DICKINSON, N.D. - When properly used, opiates can be vital in helping patients deal with physical pain.
But, they can also be very addictive, and it's a growing problem nationwide and here in North Dakota, where 61 people died of overdoses in 2015 and the numbers are rising.
So, what's being done to combat the problem?
We have three examples of how resources are pouring in to help people in the throes of addiction.
When people saw a need for more access to opioid abuse treatment in Bismarck Mandan, Heartview Foundation took on a new role.
Its opioid treatment program has only been open for several months and has expanded in that short time.
Abuse of prescription pills and other opioids has expanded in Bismarck Mandan. Heartview Foundation is working to help reverse the trend.
"To be able to see firsthand how this medication as well as the services provided here at Heartview can impact peoples lives it's rewarding," said Kimberla Mayers, registered nurse at Heartview Foundation.
Kimberla Mayers is part of the opioid treatment program introduced last March. Thirty people battling opioid addictions are receiving doses of Methadone, a synthetic narcotic that relieves the craving of opiates and helps lessen withdrawal symptoms by occupying brain receptors.
"Given the addition of Methadone, it has expanded the number of calls that we get, as well as our case load," said Susan Wagner, chief compliance officer at Heartview Foundation.
Patients are successfully managed on different doses of Methadone, for example, one patient could be receiving this dose, while another patient could be receiving this dose.
"The doctor uses the Federal guidelines for assessment, the patient's history of usage, how much how long its been, to determine what she feels is a safe starting point for patients," said Mayers
Mayers says there's also no stereotype for an opiate dependent patient.
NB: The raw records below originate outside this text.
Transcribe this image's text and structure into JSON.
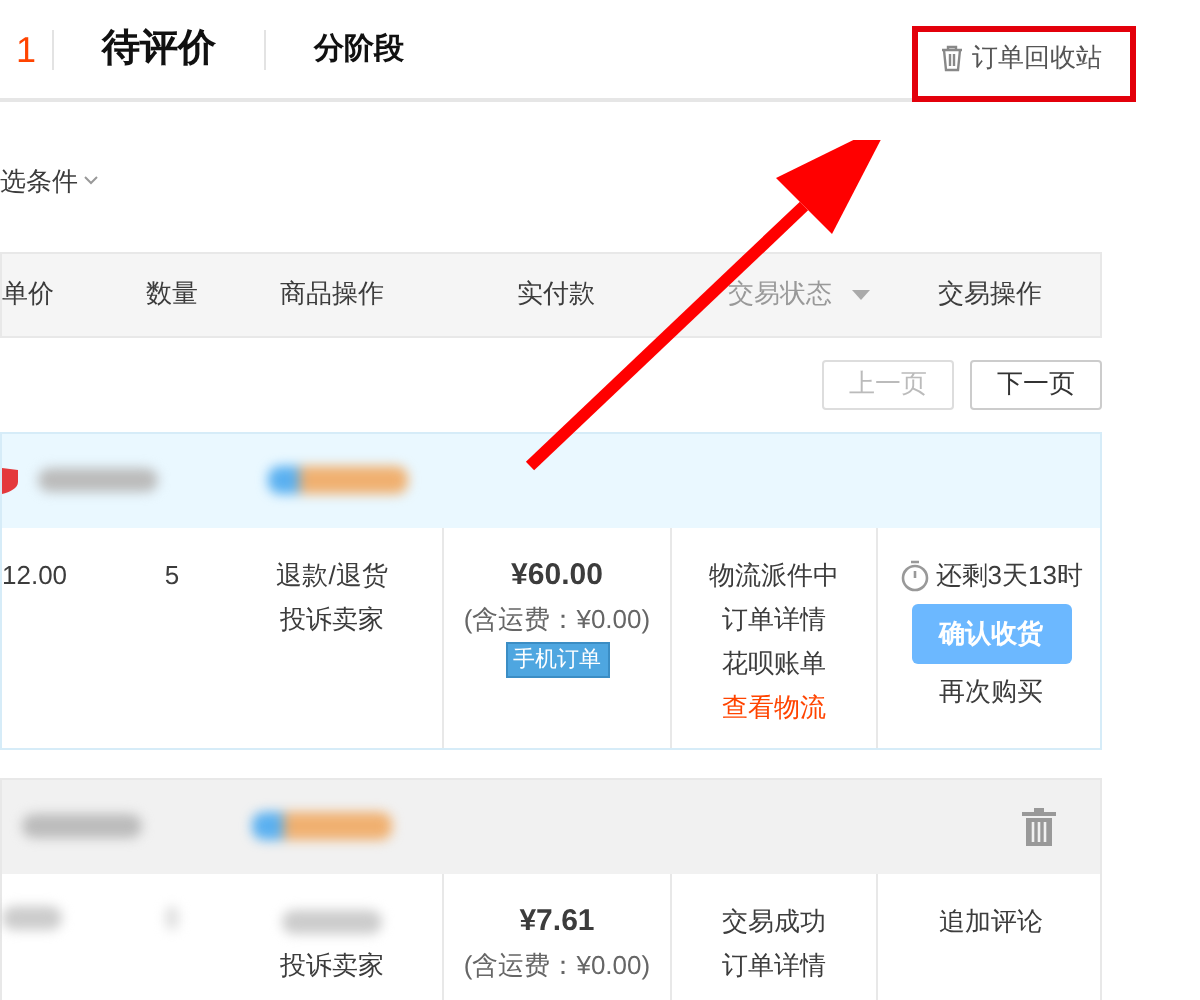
{
  "tab_count_fragment": "1",
  "tabs": [
    {
      "label": "待评价",
      "selected": true
    },
    {
      "label": "分阶段",
      "selected": false
    }
  ],
  "recycle_bin": {
    "label": "订单回收站"
  },
  "filter": {
    "label": "选条件"
  },
  "table": {
    "columns": [
      "单价",
      "数量",
      "商品操作",
      "实付款",
      "交易状态",
      "交易操作"
    ]
  },
  "pagination": [
    {
      "label": "上一页",
      "disabled": true
    },
    {
      "label": "下一页",
      "disabled": false
    }
  ],
  "orders": [
    {
      "highlighted": true,
      "deletable": false,
      "unit_price": "12.00",
      "quantity": "5",
      "item_actions": [
        "退款/退货",
        "投诉卖家"
      ],
      "total": "¥60.00",
      "shipping": "(含运费：¥0.00)",
      "badge": "手机订单",
      "status": [
        {
          "label": "物流派件中",
          "kind": "text"
        },
        {
          "label": "订单详情",
          "kind": "link"
        },
        {
          "label": "花呗账单",
          "kind": "link"
        },
        {
          "label": "查看物流",
          "kind": "alert"
        }
      ],
      "countdown": "还剩3天13时",
      "operations": [
        {
          "label": "确认收货",
          "kind": "primary"
        },
        {
          "label": "再次购买",
          "kind": "link"
        }
      ]
    },
    {
      "highlighted": false,
      "deletable": true,
      "item_actions": [
        "投诉卖家"
      ],
      "total": "¥7.61",
      "shipping": "(含运费：¥0.00)",
      "status": [
        {
          "label": "交易成功",
          "kind": "text"
        },
        {
          "label": "订单详情",
          "kind": "link"
        }
      ],
      "operations": [
        {
          "label": "追加评论",
          "kind": "link"
        }
      ]
    }
  ]
}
She agrees that there's criticism on the use of the medication, but says they are attentive to patients' behaviors on the medication.
"The treatment that we do, the concern that they are here just to get high or just to maintain their high, isn't as prevalent," said Mayers.
Heartview expects the program to expand to possibly 100 patients within the first year.
The people at Heartview want the community to reach out if they have any questions regarding Methadone treatment or any of their programs.
They say to call their main line at 701-222-0386.